The Reserve Bank of India (RBI) has curbed a Bengaluru-based private co-operative bank from doing business with immediate effect for alleged irregularities in transactions, an official said on Saturday.
"Sri Guru Raghavendra Sahakara Bank in Bengaluru shall not, without prior approval of the RBI in writing, grant or renew loans and advances, make investment, borrow funds or accept fresh deposits from January 10, 2020," the RBI said in a directive, which has been accessed by IANS.
The central bank's Chief General Manager Yogesh Dayal issued the directive under Sections 35A and 56 of the Banking Regulation Act, 1949, from Mumbai. The RBI, however, allowed the bank's savings and current account customers and depositors to withdraw cash up to Rs 35,000 only till further notice.

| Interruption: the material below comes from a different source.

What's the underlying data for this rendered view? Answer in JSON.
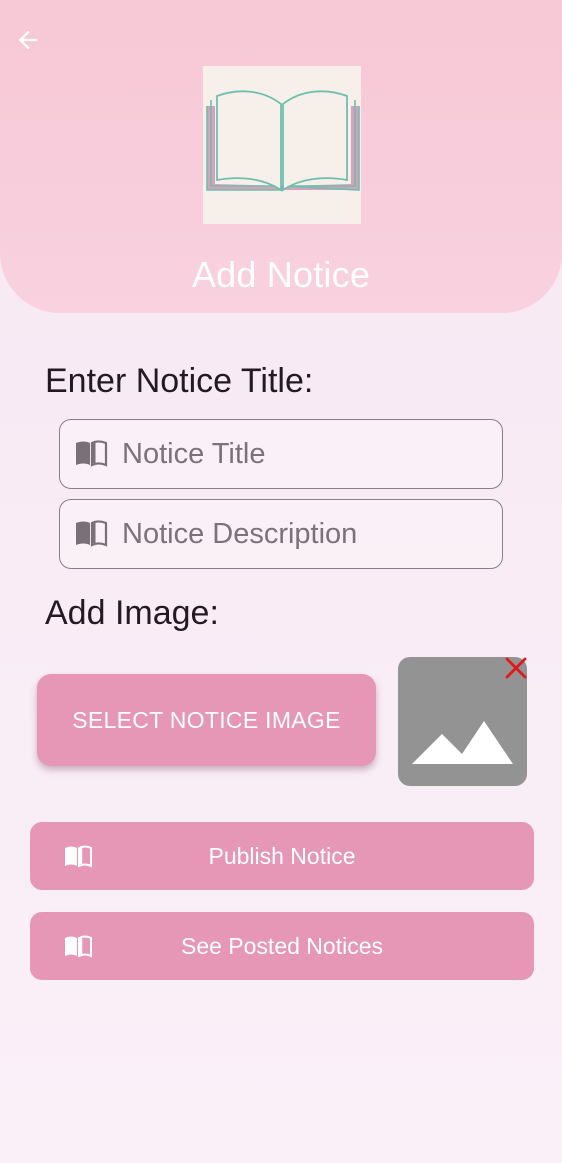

"The private bank will also not disburse payment whether in discharge of its liabilities and obligations or otherwise, enter into compromise or arrangement and sell, transfer or otherwise dispose its properties or assets except, as instructed on January 2, 2020," said the directive.
"The bank will, however, continue to undertake business with restrictions till its financial position improves," said an official, citing the directive.
The regulator clarified that its directive should not be construed as cancellation of the bank's license issued by it. "The directive shall remain in force for six months from January 10 and is subject to review," added the official.
Worried customers of the bank gathered at the bank premises in Basavangudi on Saturday morning after the RBI issued the above notice. However, one of the bank officials told The Hindu that customers were assured that their deposits are safe. He said that the RBI restrictions were a result of a default on Rs 350 crore worth of loans; however, the loans can be recovered by taking over the assets given as securities. He added that ATMs will function normally from Monday, and the bank will seek clarifications from the RBI as well.